REQUIRED WORK> In the material below, find each line with the string "Boxing" and copy it.

══════════════════════════════

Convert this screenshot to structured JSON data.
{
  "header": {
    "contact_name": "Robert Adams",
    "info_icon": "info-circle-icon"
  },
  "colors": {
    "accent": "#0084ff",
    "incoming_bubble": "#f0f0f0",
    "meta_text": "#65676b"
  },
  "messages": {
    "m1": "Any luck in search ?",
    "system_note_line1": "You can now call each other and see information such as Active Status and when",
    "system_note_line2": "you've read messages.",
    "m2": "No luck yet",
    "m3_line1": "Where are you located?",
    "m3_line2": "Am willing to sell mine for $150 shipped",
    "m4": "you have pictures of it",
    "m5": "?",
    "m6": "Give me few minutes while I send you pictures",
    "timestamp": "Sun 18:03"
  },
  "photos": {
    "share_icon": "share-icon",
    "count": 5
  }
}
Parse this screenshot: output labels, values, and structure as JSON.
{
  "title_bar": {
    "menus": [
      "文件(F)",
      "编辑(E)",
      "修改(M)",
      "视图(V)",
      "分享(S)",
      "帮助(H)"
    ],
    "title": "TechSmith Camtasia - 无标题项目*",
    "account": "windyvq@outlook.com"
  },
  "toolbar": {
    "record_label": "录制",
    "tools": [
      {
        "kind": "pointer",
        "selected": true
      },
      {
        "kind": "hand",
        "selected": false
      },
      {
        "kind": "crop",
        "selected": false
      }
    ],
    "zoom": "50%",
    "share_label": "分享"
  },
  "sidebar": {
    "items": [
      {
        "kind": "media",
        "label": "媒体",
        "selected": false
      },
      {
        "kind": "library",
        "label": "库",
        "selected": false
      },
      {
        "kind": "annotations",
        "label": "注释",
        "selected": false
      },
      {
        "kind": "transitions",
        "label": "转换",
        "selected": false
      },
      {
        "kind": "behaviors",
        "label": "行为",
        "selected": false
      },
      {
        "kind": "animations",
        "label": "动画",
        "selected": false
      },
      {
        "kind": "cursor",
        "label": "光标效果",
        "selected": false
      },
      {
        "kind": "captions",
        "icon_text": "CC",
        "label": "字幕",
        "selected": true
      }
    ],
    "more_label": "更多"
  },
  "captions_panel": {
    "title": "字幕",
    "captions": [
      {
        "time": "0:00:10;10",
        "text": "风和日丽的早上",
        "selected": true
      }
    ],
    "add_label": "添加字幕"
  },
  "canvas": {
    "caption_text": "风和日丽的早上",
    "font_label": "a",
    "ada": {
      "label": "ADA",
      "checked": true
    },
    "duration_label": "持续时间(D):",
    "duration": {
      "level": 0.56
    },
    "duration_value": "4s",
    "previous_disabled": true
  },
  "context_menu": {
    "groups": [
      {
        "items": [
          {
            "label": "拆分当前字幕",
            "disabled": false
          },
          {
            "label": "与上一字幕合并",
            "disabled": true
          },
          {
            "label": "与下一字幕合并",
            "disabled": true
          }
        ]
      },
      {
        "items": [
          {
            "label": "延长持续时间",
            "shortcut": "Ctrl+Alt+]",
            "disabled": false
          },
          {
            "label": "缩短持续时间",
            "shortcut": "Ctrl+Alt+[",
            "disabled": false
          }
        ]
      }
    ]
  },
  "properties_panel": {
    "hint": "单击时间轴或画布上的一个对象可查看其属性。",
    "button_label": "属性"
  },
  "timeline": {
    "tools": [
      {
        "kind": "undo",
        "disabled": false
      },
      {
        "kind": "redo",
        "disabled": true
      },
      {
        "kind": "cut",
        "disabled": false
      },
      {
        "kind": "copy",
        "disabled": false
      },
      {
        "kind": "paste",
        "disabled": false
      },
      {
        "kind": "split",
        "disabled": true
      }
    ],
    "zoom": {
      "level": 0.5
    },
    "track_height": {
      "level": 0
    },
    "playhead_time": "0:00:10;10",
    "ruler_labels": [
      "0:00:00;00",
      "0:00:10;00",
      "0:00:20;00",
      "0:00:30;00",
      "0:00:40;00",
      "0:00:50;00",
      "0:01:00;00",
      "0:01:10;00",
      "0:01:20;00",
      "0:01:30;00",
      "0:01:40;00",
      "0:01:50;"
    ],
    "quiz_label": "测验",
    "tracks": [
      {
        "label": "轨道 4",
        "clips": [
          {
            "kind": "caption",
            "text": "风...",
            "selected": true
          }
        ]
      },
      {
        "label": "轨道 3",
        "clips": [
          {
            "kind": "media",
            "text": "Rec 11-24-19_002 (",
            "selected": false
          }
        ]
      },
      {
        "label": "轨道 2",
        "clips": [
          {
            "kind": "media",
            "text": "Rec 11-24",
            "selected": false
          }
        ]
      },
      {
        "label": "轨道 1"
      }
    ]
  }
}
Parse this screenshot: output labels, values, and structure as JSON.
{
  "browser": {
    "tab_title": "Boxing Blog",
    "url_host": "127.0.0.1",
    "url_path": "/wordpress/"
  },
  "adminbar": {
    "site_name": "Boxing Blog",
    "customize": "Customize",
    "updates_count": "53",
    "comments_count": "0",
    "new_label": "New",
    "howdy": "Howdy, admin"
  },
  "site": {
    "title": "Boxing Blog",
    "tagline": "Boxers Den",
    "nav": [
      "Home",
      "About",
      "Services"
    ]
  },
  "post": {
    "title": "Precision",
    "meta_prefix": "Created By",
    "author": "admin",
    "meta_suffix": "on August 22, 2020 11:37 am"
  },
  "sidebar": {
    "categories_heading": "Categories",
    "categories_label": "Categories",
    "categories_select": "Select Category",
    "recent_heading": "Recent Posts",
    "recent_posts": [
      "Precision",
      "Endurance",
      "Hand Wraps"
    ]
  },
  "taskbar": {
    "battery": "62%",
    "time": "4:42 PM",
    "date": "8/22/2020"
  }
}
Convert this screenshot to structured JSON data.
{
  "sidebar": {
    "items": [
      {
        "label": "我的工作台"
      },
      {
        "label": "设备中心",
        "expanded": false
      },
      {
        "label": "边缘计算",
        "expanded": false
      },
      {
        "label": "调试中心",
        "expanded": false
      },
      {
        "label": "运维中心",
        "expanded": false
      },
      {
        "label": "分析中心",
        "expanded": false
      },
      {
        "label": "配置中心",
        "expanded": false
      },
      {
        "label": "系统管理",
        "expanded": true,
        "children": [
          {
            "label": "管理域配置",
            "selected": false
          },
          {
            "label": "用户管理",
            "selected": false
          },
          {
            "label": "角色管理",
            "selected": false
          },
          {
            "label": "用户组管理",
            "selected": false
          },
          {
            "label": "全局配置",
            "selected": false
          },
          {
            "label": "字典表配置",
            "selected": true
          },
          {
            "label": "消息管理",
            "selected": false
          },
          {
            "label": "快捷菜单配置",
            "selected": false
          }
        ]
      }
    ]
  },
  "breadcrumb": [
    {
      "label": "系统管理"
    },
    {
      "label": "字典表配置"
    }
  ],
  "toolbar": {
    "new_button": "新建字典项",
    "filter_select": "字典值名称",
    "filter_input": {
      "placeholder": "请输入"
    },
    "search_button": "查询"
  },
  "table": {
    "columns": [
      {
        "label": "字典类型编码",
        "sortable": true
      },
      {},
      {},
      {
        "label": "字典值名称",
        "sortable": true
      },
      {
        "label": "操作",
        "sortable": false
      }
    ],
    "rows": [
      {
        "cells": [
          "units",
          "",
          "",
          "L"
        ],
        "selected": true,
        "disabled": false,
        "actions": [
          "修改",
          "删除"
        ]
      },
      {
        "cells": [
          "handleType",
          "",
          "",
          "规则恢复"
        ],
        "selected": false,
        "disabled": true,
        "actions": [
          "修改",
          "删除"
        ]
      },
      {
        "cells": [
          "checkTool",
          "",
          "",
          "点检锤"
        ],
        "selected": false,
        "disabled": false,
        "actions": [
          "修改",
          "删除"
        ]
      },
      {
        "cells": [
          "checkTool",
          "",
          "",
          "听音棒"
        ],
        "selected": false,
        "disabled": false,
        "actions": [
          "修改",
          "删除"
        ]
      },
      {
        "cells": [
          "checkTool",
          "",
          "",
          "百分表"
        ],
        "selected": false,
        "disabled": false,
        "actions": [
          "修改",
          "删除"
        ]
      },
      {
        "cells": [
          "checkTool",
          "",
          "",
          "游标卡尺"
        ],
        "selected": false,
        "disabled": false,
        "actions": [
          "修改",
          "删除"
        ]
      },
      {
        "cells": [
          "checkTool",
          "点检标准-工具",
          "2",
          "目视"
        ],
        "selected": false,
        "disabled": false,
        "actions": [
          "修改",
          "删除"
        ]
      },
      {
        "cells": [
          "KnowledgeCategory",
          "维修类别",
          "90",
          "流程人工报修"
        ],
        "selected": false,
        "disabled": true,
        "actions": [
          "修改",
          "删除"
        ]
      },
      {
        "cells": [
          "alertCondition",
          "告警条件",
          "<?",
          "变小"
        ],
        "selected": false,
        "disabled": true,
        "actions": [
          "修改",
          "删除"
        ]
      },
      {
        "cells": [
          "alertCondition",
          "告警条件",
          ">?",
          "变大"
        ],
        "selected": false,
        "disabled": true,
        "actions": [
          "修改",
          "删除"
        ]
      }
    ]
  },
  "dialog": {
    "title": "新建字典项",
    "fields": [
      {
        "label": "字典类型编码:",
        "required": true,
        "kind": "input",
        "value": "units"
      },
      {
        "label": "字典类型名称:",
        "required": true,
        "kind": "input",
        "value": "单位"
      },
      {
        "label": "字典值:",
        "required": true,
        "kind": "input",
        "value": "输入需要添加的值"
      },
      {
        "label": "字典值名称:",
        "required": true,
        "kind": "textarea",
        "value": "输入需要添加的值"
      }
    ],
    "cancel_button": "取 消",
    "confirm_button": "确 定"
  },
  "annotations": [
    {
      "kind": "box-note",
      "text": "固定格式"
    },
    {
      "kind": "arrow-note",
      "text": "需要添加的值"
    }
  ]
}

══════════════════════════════

RESPONSE>
    "tab_title": "Boxing Blog",
    "site_name": "Boxing Blog",
    "title": "Boxing Blog",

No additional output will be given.